Okay, get this. A Harvard study starting in 1938 tracked 724 men to see how their mental and emotional wellness was working out for them. It was a bunch of guys, from the poorest of neighborhoods to Harvard’s finest undergraduates. About 60 of them are still kicking around in their 90s.
Bottom line: The happiest and healthiest of the group were those who established and maintained meaningful relationships with spouses, family, friends and social circles. Those who led troubled and shortened lives tended to isolate and hide out. The winners stuck around folks who made them feel good and dropped those people who weighed them down. The smart ones were able to let go of past failures and gravitate to people who brought them joy.

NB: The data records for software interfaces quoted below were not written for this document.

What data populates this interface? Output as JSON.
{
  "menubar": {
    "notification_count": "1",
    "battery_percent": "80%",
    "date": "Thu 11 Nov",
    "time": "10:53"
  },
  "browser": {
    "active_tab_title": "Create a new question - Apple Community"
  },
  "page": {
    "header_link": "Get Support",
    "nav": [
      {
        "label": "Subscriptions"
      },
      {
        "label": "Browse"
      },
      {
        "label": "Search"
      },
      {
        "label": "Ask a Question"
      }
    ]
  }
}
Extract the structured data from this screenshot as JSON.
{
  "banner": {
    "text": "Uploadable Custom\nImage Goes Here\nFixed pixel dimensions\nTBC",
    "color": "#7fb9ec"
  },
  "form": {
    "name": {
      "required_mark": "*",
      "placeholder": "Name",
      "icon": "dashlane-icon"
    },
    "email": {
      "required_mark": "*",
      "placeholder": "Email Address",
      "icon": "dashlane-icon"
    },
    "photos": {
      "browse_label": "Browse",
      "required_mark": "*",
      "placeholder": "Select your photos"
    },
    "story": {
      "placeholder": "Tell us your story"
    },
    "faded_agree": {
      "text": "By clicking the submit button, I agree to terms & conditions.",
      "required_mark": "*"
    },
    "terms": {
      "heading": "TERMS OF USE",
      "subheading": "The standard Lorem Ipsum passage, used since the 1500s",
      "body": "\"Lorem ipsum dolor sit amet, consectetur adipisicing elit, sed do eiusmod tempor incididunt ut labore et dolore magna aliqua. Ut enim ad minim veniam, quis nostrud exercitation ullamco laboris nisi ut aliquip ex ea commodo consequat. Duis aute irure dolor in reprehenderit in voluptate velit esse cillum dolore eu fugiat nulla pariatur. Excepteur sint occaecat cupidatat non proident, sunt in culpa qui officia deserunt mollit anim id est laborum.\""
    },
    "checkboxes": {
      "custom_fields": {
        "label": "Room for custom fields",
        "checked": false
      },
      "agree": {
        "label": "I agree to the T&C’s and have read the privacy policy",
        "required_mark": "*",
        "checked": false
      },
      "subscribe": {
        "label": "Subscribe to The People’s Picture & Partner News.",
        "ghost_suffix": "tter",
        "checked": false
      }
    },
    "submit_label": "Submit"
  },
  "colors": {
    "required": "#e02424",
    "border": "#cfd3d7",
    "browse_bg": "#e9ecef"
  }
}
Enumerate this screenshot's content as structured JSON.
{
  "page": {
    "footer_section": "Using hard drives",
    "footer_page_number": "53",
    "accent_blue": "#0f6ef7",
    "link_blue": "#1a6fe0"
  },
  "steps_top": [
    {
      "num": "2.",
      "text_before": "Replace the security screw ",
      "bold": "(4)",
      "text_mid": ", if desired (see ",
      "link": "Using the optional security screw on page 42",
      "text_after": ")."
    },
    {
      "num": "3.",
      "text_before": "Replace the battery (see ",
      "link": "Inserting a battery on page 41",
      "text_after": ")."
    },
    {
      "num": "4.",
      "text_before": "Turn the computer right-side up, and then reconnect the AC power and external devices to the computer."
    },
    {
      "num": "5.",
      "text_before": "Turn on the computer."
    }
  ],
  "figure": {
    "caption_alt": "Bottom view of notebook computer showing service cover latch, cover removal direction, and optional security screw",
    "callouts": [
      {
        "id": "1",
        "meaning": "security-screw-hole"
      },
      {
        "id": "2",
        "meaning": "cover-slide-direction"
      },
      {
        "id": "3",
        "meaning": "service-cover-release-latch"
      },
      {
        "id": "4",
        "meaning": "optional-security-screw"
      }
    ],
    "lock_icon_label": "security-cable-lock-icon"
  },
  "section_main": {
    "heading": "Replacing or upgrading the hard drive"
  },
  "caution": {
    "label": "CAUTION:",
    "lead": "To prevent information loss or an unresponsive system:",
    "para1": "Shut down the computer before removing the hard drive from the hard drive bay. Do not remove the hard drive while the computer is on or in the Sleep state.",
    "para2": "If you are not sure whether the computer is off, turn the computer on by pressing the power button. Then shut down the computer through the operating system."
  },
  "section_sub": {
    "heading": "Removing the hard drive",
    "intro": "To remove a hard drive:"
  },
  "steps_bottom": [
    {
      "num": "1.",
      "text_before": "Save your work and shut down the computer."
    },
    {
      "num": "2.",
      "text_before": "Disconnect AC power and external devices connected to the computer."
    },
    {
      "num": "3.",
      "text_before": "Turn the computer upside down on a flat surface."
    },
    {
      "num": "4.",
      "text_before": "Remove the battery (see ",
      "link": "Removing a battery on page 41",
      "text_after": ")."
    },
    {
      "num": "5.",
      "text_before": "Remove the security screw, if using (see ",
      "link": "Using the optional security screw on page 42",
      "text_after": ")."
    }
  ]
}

As you know, I only appreciate academic research studies that support what seems to be working for me. I’m always messing up on my healthy diet plan, and my exercise bike needs dusting. But I work diligently to be around friends and family who make me laugh and encourage me to do fun, crazy stuff. That’s why I’m giving Dr. Robert Waldinger, the director of the Harvard Study of Adult Development, an A-plus.
Won’t you be my friend?